After Report Of Death, FDA Warns Patients To Keep A Sharp Eye On Medtronic Pacemaker Batteries
The US FDA is cautioning people implanted with particular Medtronic pacemakers to pay close attention to their device's battery level after the agency received reports of unexpected battery depletion – including one that led to a patient's death. The problem stems from cracked capacitors that can create an electric short in the pacemakers, causing their battery to quickly drain. The FDA says more than 130,000 of the pacemakers have been sold in the US.
The US Food and Drug Administration on 7 May warned people implanted with particular Medtronic PLC pacemakers to keep an eye on their device's battery level after the agency received reports of unexpected battery depletion – including one that led to a patient's death.
The problem stems from the device's capacitor, an electronic component in a pacemaker that stores electricity. When the capacitor is cracked, it can create an electric short that causes the device's battery to quickly drain.
Clinicians aren't able to communicate with the pacemaker if the battery is depleted. The FDA says three adverse event reports stood out in relation to the battery problem, including one that resulted in a death. A second patient experienced dizziness – resulting in the pacemaker being replaced – while trouble with a third pacemaker was identified before it was implanted.
Despite being designed to last anywhere between six to 15 years, the batteries noted in the three reports depleted within an average of seven months after implantation.
Medtronic Pacemaker Models To Watch
Azure: W1DR01, W2DR01, W3DR01, W1SR01, W2SR01, W3SR01
Astra: X1DR01, X2DR01, X3DR01, X1SR01, X2SR01, X3SR01
Percepta: W1TR01, W1TR04, W4TR01, W4TR04
Serena: W1TR02, W1TR05, W4TR02, W4TR05
Solara: W1TR03, W1TR06, W4TR03, W4TR06
"While the number of adverse event reports associated with today’s safety communication is small and we expect very low rates of early battery depletion with this device, it’s important that patients and health-care professionals who rely on these devices know to pay close attention to device performance given the pacemaker’s important lifesaving functions and discuss appropriate steps to reduce any potential safety risks to an individual patient," William Maisel, director of the new Office of Product Evaluation and Quality within the FDA's Center for Devices and Radiological Health, said in a release.
Maisel, who also is CDRH's chief medical officer, said the agency recently approved improvements to Medtronic’s manufacturing process to nip future battery problems in the bud.
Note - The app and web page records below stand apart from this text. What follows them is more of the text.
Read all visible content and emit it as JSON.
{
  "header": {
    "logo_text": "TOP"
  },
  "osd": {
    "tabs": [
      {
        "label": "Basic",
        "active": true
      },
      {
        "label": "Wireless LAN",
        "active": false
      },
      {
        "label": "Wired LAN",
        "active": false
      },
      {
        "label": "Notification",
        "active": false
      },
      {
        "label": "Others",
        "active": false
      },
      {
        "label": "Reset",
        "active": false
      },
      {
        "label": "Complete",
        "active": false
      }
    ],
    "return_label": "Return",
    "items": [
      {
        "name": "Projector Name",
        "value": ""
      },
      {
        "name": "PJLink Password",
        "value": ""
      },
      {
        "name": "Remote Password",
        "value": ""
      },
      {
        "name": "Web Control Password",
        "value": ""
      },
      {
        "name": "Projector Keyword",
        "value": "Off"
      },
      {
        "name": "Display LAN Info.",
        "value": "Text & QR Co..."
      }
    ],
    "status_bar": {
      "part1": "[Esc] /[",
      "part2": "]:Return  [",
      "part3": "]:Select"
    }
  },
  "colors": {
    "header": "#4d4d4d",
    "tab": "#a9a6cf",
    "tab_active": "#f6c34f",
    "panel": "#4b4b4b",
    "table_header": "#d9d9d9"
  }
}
And, he noted, different capacitors are being used in the company's newly manufactured pacemakers.
"We’ll continue to work with Medtronic to monitor impacted devices for any related adverse events and will keep the public informed should new information become available," Maisel said.
The FDA does not recommend that people with the affected pacemakers explant the devices. Instead, the agency says, patients and caregivers can use home-monitoring systems such as Medtronic’s MyCareLink Monitor to observe battery status.
"Due to the low frequency of device failure, the FDA believes these are appropriate mitigations for most patients, as patients could be at greater risk of complications from the surgical procedure required to replace the device," the agency said.
The FDA says more than 130,000 of the pacemakers have been sold in the US.